Dataset records

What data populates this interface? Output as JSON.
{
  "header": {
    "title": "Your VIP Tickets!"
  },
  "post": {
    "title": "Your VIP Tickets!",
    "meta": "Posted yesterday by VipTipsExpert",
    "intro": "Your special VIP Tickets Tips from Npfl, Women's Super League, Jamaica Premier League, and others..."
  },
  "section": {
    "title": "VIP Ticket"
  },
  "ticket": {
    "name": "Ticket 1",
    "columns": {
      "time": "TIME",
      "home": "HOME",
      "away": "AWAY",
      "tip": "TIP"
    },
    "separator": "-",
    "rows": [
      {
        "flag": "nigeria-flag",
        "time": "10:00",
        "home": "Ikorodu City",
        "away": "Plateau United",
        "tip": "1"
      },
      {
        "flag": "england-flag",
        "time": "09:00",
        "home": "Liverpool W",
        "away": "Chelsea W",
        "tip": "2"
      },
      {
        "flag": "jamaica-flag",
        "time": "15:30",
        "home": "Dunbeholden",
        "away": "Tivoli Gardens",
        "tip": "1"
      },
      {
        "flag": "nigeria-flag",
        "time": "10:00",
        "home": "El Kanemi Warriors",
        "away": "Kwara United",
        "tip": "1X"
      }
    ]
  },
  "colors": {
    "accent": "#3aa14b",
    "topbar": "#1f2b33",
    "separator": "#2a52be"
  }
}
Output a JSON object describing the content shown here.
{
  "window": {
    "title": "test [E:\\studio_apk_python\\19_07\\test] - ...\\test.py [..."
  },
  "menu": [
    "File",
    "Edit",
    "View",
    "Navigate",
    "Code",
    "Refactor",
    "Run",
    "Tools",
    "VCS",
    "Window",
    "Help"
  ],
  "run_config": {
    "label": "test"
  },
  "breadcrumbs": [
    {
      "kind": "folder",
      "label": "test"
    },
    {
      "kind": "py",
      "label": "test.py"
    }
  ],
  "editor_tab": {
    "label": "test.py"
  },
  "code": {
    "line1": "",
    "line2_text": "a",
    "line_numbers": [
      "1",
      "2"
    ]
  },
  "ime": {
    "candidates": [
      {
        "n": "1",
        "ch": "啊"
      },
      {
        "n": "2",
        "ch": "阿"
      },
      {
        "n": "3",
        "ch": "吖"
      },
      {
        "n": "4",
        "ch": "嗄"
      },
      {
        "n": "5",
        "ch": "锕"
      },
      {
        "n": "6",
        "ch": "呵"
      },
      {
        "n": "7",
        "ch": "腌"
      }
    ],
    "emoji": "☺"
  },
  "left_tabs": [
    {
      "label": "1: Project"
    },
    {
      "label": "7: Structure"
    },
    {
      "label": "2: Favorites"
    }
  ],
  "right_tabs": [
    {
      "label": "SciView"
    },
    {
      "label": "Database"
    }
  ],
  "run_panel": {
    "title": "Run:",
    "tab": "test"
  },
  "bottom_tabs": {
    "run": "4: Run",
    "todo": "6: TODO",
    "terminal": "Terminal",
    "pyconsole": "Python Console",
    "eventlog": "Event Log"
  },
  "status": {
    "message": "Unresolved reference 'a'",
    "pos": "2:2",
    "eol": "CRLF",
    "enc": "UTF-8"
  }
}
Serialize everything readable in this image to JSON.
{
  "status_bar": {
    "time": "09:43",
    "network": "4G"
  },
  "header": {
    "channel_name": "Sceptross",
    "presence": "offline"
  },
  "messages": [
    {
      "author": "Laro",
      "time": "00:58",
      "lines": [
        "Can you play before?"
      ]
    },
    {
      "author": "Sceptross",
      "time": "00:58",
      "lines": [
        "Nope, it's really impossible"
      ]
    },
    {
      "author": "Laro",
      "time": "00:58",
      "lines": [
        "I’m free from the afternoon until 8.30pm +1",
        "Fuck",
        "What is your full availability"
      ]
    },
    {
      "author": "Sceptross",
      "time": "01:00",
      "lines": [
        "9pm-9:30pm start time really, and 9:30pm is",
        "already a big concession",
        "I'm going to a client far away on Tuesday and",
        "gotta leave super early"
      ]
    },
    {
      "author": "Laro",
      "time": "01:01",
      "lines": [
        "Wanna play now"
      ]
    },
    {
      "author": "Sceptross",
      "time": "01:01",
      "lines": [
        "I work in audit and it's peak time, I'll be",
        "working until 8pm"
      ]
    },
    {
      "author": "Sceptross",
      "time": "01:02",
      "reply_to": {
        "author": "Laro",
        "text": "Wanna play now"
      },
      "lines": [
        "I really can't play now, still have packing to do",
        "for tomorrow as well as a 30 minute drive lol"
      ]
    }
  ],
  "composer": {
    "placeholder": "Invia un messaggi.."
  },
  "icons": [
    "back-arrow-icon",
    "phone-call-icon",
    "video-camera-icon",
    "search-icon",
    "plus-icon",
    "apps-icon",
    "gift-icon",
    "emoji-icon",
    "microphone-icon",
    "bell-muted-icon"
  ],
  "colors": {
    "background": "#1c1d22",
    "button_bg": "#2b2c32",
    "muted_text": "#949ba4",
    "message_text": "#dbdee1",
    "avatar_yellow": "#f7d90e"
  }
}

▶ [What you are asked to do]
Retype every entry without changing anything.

▶ [Output for this task]
What data populates this interface? Output as JSON.
{
  "header": {
    "title": "Your VIP Tickets!"
  },
  "post": {
    "title": "Your VIP Tickets!",
    "meta": "Posted yesterday by VipTipsExpert",
    "intro": "Your special VIP Tickets Tips from Npfl, Women's Super League, Jamaica Premier League, and others..."
  },
  "section": {
    "title": "VIP Ticket"
  },
  "ticket": {
    "name": "Ticket 1",
    "columns": {
      "time": "TIME",
      "home": "HOME",
      "away": "AWAY",
      "tip": "TIP"
    },
    "separator": "-",
    "rows": [
      {
        "flag": "nigeria-flag",
        "time": "10:00",
        "home": "Ikorodu City",
        "away": "Plateau United",
        "tip": "1"
      },
      {
        "flag": "england-flag",
        "time": "09:00",
        "home": "Liverpool W",
        "away": "Chelsea W",
        "tip": "2"
      },
      {
        "flag": "jamaica-flag",
        "time": "15:30",
        "home": "Dunbeholden",
        "away": "Tivoli Gardens",
        "tip": "1"
      },
      {
        "flag": "nigeria-flag",
        "time": "10:00",
        "home": "El Kanemi Warriors",
        "away": "Kwara United",
        "tip": "1X"
      }
    ]
  },
  "colors": {
    "accent": "#3aa14b",
    "topbar": "#1f2b33",
    "separator": "#2a52be"
  }
}
Output a JSON object describing the content shown here.
{
  "window": {
    "title": "test [E:\\studio_apk_python\\19_07\\test] - ...\\test.py [..."
  },
  "menu": [
    "File",
    "Edit",
    "View",
    "Navigate",
    "Code",
    "Refactor",
    "Run",
    "Tools",
    "VCS",
    "Window",
    "Help"
  ],
  "run_config": {
    "label": "test"
  },
  "breadcrumbs": [
    {
      "kind": "folder",
      "label": "test"
    },
    {
      "kind": "py",
      "label": "test.py"
    }
  ],
  "editor_tab": {
    "label": "test.py"
  },
  "code": {
    "line1": "",
    "line2_text": "a",
    "line_numbers": [
      "1",
      "2"
    ]
  },
  "ime": {
    "candidates": [
      {
        "n": "1",
        "ch": "啊"
      },
      {
        "n": "2",
        "ch": "阿"
      },
      {
        "n": "3",
        "ch": "吖"
      },
      {
        "n": "4",
        "ch": "嗄"
      },
      {
        "n": "5",
        "ch": "锕"
      },
      {
        "n": "6",
        "ch": "呵"
      },
      {
        "n": "7",
        "ch": "腌"
      }
    ],
    "emoji": "☺"
  },
  "left_tabs": [
    {
      "label": "1: Project"
    },
    {
      "label": "7: Structure"
    },
    {
      "label": "2: Favorites"
    }
  ],
  "right_tabs": [
    {
      "label": "SciView"
    },
    {
      "label": "Database"
    }
  ],
  "run_panel": {
    "title": "Run:",
    "tab": "test"
  },
  "bottom_tabs": {
    "run": "4: Run",
    "todo": "6: TODO",
    "terminal": "Terminal",
    "pyconsole": "Python Console",
    "eventlog": "Event Log"
  },
  "status": {
    "message": "Unresolved reference 'a'",
    "pos": "2:2",
    "eol": "CRLF",
    "enc": "UTF-8"
  }
}
Serialize everything readable in this image to JSON.
{
  "status_bar": {
    "time": "09:43",
    "network": "4G"
  },
  "header": {
    "channel_name": "Sceptross",
    "presence": "offline"
  },
  "messages": [
    {
      "author": "Laro",
      "time": "00:58",
      "lines": [
        "Can you play before?"
      ]
    },
    {
      "author": "Sceptross",
      "time": "00:58",
      "lines": [
        "Nope, it's really impossible"
      ]
    },
    {
      "author": "Laro",
      "time": "00:58",
      "lines": [
        "I’m free from the afternoon until 8.30pm +1",
        "Fuck",
        "What is your full availability"
      ]
    },
    {
      "author": "Sceptross",
      "time": "01:00",
      "lines": [
        "9pm-9:30pm start time really, and 9:30pm is",
        "already a big concession",
        "I'm going to a client far away on Tuesday and",
        "gotta leave super early"
      ]
    },
    {
      "author": "Laro",
      "time": "01:01",
      "lines": [
        "Wanna play now"
      ]
    },
    {
      "author": "Sceptross",
      "time": "01:01",
      "lines": [
        "I work in audit and it's peak time, I'll be",
        "working until 8pm"
      ]
    },
    {
      "author": "Sceptross",
      "time": "01:02",
      "reply_to": {
        "author": "Laro",
        "text": "Wanna play now"
      },
      "lines": [
        "I really can't play now, still have packing to do",
        "for tomorrow as well as a 30 minute drive lol"
      ]
    }
  ],
  "composer": {
    "placeholder": "Invia un messaggi.."
  },
  "icons": [
    "back-arrow-icon",
    "phone-call-icon",
    "video-camera-icon",
    "search-icon",
    "plus-icon",
    "apps-icon",
    "gift-icon",
    "emoji-icon",
    "microphone-icon",
    "bell-muted-icon"
  ],
  "colors": {
    "background": "#1c1d22",
    "button_bg": "#2b2c32",
    "muted_text": "#949ba4",
    "message_text": "#dbdee1",
    "avatar_yellow": "#f7d90e"
  }
}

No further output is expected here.